→ DIRECTIONS
List every line in this data where the string "title" occurs.

→ DATA FOR ANALYSIS
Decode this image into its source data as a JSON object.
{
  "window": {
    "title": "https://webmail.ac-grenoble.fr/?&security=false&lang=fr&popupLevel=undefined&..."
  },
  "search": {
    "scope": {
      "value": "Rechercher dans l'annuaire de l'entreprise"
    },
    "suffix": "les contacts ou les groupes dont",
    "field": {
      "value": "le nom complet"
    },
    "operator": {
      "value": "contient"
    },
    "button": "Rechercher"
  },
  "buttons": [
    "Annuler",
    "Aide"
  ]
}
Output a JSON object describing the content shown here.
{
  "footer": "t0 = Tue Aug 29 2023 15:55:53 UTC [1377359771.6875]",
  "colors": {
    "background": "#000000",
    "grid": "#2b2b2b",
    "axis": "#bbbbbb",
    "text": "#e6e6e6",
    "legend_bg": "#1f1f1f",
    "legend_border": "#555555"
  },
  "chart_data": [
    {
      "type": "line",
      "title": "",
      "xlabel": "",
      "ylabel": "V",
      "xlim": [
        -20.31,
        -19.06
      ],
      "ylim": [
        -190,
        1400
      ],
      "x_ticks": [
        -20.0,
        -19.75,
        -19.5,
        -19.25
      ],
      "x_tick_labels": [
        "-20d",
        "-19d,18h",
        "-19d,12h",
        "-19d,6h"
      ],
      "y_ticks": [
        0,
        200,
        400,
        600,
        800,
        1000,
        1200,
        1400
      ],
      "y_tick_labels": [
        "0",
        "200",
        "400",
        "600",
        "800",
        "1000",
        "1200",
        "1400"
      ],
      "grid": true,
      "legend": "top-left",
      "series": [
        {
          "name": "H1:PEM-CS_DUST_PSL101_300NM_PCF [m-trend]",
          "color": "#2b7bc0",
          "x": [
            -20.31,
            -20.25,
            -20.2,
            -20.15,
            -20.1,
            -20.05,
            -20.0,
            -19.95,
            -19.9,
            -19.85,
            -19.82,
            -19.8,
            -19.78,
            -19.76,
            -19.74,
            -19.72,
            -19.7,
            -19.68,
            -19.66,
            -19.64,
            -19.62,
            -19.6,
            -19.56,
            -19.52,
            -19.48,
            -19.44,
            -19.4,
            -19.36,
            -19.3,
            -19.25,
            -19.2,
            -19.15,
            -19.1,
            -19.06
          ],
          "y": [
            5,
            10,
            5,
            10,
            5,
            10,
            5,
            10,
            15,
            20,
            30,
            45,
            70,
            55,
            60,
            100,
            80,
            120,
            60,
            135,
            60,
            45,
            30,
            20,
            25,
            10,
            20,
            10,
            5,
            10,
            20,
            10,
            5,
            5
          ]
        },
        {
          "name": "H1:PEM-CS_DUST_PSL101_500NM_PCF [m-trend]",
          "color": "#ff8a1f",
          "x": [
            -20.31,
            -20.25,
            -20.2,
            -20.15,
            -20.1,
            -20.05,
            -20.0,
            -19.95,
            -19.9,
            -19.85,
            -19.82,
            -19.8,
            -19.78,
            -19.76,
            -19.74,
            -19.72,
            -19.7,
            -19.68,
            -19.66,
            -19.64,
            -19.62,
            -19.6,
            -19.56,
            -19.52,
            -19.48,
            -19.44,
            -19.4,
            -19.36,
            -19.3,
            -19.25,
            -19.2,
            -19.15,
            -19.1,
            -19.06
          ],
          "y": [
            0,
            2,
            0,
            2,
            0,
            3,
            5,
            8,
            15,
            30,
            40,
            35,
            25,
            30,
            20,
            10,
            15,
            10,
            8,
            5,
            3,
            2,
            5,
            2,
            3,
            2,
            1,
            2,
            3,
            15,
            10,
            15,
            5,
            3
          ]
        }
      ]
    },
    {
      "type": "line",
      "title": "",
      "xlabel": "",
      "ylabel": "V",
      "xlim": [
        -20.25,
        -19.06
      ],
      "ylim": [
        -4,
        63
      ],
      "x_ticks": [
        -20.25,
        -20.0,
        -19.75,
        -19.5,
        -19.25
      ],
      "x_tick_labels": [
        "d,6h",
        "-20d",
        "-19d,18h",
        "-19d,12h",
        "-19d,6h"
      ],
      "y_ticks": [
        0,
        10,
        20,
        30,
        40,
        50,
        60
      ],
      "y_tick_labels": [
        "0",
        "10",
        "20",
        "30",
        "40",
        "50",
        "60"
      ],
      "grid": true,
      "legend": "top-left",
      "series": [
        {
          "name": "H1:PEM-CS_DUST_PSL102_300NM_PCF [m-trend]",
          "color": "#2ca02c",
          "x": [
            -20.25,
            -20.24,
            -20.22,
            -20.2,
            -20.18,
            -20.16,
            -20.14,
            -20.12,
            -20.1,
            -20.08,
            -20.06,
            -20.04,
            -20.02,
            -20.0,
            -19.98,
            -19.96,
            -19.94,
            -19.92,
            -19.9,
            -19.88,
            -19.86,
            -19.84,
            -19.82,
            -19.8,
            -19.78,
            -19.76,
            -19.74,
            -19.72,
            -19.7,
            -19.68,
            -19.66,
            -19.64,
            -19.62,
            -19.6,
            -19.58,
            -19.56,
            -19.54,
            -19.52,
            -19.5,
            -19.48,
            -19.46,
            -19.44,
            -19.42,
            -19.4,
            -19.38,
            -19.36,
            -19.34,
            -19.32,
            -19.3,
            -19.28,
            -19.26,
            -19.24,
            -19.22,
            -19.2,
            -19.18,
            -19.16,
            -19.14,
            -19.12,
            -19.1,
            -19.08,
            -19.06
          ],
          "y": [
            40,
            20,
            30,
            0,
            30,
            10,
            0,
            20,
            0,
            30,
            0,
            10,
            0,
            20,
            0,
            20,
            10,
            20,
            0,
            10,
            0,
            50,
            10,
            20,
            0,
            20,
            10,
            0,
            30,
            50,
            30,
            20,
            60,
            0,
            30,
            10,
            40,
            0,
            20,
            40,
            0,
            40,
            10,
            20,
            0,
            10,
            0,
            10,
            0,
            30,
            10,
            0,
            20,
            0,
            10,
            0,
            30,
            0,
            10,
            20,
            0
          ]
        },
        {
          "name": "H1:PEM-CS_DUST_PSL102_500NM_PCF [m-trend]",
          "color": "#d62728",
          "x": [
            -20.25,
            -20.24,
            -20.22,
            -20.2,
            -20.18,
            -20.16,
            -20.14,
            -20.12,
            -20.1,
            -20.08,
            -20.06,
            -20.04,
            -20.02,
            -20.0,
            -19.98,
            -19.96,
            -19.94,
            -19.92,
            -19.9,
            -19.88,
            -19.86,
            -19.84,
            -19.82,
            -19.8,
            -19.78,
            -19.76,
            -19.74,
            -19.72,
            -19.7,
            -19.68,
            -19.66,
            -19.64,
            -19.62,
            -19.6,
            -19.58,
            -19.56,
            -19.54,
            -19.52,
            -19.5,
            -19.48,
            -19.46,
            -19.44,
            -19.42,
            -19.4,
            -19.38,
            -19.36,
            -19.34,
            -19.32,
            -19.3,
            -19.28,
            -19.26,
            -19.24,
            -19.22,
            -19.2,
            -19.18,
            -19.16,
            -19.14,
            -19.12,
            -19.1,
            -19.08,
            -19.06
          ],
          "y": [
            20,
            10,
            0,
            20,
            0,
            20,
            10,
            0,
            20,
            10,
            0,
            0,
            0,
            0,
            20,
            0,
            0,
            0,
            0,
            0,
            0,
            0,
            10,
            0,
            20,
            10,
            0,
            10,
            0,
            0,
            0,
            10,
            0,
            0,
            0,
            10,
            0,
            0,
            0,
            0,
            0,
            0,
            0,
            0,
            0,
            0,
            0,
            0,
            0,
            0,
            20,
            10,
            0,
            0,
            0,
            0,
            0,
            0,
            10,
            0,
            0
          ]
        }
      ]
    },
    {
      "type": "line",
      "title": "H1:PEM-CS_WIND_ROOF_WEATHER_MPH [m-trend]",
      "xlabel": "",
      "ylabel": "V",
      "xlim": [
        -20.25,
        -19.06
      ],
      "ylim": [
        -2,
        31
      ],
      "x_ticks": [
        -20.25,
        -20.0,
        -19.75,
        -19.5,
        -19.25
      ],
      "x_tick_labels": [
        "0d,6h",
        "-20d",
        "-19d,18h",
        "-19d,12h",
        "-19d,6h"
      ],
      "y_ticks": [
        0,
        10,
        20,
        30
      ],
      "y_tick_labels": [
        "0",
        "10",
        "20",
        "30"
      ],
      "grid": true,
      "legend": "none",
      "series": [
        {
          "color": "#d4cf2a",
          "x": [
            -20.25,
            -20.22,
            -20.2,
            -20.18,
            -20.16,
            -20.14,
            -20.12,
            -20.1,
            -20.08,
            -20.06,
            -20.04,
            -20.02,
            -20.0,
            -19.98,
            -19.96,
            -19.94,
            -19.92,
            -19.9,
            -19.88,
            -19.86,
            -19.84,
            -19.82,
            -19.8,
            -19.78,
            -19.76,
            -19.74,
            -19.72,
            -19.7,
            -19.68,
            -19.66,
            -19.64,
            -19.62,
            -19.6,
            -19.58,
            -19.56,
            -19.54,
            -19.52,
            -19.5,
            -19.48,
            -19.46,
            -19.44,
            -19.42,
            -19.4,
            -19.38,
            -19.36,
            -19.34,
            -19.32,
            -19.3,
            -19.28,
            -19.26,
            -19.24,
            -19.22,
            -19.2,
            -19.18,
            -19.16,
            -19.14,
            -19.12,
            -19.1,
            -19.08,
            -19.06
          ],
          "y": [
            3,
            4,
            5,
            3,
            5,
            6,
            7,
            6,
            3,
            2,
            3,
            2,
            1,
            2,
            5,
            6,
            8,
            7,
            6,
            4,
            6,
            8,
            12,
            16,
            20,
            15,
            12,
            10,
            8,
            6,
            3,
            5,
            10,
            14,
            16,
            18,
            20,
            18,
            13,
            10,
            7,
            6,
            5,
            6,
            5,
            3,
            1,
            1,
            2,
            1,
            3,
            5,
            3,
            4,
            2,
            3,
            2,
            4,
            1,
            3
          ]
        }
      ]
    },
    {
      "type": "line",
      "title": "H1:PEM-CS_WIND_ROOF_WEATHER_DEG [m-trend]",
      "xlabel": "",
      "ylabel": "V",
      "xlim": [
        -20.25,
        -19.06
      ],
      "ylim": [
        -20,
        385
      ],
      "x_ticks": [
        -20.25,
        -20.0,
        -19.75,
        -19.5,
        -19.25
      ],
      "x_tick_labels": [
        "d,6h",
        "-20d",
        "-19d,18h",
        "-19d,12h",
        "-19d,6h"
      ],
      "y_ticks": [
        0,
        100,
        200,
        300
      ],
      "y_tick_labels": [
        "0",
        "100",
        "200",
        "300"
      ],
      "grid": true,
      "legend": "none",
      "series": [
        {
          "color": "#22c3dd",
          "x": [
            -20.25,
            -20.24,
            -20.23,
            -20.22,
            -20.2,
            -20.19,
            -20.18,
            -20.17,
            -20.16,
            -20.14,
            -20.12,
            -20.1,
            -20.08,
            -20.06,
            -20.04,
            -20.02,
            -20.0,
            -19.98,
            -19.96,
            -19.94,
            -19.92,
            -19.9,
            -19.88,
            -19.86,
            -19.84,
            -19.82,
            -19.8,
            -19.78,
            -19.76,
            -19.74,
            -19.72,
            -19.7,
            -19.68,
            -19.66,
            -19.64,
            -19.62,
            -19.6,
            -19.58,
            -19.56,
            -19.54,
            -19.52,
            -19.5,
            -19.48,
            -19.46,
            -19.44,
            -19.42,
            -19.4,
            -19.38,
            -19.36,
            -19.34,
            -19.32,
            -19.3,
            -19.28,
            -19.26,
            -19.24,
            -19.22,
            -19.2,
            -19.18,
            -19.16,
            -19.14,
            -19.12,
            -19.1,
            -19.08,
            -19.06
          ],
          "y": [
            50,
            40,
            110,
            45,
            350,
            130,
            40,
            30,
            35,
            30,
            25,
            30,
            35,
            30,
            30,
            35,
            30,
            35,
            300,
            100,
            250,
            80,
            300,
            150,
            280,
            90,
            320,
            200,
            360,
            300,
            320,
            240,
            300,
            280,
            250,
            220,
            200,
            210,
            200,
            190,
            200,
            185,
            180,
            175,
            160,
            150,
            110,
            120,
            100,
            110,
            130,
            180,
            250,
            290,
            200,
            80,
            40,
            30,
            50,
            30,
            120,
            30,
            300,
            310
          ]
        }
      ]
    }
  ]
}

→ THE COMPLETED TASK
    "title": "https://webmail.ac-grenoble.fr/?&security=false&lang=fr&popupLevel=undefined&..."
      "title": "",
      "title": "",
      "title": "H1:PEM-CS_WIND_ROOF_WEATHER_MPH [m-trend]",
      "title": "H1:PEM-CS_WIND_ROOF_WEATHER_DEG [m-trend]",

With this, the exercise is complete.